Lift out each line of the data that holds "title".

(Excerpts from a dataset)
★ ★ ★ ★ ★ ★ ★

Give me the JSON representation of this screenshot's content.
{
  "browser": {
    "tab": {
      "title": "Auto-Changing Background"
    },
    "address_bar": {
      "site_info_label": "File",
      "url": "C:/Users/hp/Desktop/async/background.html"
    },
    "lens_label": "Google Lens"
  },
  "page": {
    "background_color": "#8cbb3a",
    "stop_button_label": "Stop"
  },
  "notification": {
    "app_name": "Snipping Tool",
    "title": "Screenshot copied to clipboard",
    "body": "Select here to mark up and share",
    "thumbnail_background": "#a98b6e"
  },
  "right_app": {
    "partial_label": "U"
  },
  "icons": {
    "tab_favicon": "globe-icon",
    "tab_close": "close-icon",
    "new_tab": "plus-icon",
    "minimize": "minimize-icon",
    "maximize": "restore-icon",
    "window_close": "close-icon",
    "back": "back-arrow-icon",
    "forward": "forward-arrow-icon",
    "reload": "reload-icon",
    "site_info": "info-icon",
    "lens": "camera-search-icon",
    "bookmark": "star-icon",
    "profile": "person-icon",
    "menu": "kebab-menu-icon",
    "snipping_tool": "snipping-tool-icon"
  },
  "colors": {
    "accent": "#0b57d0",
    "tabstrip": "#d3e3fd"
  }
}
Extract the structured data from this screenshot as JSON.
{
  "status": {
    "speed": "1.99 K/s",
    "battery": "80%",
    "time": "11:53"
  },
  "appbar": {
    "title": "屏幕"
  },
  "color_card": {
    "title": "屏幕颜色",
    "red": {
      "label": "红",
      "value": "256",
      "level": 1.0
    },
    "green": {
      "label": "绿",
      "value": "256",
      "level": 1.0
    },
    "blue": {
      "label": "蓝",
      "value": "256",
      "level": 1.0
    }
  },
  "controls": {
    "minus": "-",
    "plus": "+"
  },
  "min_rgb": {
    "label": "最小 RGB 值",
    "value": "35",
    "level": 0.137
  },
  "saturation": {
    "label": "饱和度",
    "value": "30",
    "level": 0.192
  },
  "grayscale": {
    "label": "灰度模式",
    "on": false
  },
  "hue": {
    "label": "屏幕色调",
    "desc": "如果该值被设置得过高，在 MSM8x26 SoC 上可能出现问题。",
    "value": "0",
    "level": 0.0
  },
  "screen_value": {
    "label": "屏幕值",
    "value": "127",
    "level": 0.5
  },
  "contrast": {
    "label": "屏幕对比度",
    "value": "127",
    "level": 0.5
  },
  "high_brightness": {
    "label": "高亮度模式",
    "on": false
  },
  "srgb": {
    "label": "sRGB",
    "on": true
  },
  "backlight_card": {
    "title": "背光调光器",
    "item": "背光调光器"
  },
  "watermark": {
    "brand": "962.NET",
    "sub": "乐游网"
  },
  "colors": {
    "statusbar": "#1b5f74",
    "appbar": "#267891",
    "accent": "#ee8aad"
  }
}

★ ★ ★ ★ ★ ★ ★

The completed task ▸
      "title": "Auto-Changing Background"
    "title": "Screenshot copied to clipboard",
    "title": "屏幕"
    "title": "屏幕颜色",
    "title": "背光调光器",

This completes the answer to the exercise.